The Postal Museum

The 1838 Public Records Act was the first step in organising government archives, including the civil service department known then as ‘the Post Office’. This represents the beginnings of what is now The Royal Mail Archive.

By 1896, a report concerning the maintenance of Post Office records had been produced and the first archivist was appointed.

In 1966, a National Postal Museum was founded, in part due to Reginald M Phillips’ award-winning collection of British Victorian stamps. The collection contains the world’s very first, first day cover – that of the Penny Black. It also includes 1839 Treasury Essays for pre-paid postage, Rowland Hill letters and unique proofs and studies of stamps such as the Twopenny Blue and the Penny Red.

The museum was officially opened by the Queen on 19 February 1969. It included the Phillips stamp collection as well as postal equipment, uniforms and vehicles. In 1998, the management of the museum and archive was brought together as the new Heritage unit of the Post Office.
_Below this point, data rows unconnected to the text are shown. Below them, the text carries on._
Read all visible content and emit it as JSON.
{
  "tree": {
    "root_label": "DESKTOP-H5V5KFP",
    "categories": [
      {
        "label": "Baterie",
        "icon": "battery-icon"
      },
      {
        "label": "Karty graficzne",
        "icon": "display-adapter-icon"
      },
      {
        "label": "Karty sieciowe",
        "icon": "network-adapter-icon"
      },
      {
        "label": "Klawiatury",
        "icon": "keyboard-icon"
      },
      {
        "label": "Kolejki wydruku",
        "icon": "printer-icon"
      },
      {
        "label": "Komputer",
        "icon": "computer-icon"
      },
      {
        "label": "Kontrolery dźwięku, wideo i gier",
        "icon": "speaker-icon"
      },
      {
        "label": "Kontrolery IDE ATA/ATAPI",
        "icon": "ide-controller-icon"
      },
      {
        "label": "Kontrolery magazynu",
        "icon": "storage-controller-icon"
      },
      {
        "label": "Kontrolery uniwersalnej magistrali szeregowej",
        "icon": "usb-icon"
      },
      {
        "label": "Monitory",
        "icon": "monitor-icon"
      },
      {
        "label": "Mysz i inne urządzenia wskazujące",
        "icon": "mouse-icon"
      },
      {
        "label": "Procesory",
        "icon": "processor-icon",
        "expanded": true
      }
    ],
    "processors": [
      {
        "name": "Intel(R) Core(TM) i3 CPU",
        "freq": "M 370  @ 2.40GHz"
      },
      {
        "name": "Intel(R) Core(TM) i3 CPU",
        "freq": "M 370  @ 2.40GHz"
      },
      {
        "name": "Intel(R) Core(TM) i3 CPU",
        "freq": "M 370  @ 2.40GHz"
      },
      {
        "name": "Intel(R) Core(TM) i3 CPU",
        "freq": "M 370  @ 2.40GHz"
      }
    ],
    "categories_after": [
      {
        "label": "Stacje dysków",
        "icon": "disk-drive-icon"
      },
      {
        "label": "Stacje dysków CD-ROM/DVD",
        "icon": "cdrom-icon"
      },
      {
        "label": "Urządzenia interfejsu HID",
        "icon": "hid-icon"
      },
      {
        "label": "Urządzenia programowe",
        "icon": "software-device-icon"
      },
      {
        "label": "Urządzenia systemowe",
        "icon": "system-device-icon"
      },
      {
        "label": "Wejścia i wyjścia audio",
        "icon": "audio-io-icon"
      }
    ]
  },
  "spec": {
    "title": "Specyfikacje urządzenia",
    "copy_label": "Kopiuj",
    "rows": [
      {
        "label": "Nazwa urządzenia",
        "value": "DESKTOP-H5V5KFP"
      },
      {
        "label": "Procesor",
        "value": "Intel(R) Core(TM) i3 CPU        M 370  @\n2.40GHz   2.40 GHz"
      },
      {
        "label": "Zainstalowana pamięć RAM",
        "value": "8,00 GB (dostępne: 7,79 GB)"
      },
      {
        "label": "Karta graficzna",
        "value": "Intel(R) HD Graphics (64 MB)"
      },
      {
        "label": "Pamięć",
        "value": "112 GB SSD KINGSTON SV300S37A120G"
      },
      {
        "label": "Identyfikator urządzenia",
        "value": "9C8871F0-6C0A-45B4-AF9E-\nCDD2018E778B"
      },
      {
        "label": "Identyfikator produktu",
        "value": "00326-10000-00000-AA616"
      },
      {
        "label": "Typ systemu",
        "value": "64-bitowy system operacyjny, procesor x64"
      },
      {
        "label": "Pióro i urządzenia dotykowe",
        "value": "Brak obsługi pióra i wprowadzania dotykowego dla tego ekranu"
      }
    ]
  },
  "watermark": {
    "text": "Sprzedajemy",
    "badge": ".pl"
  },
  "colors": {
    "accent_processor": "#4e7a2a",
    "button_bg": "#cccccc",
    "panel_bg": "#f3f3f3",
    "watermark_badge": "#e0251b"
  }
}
As the British postal landscape changed, the Heritage unit was transferred to an independent charitable trust, in order to safeguard the future of its past. This ‘Postal Heritage Trust’ came into being in April 2004, and is publicly known as The British Postal Museum & Archive (BPMA).

In January 2016 the BPMA is re-launched as The Postal Museum.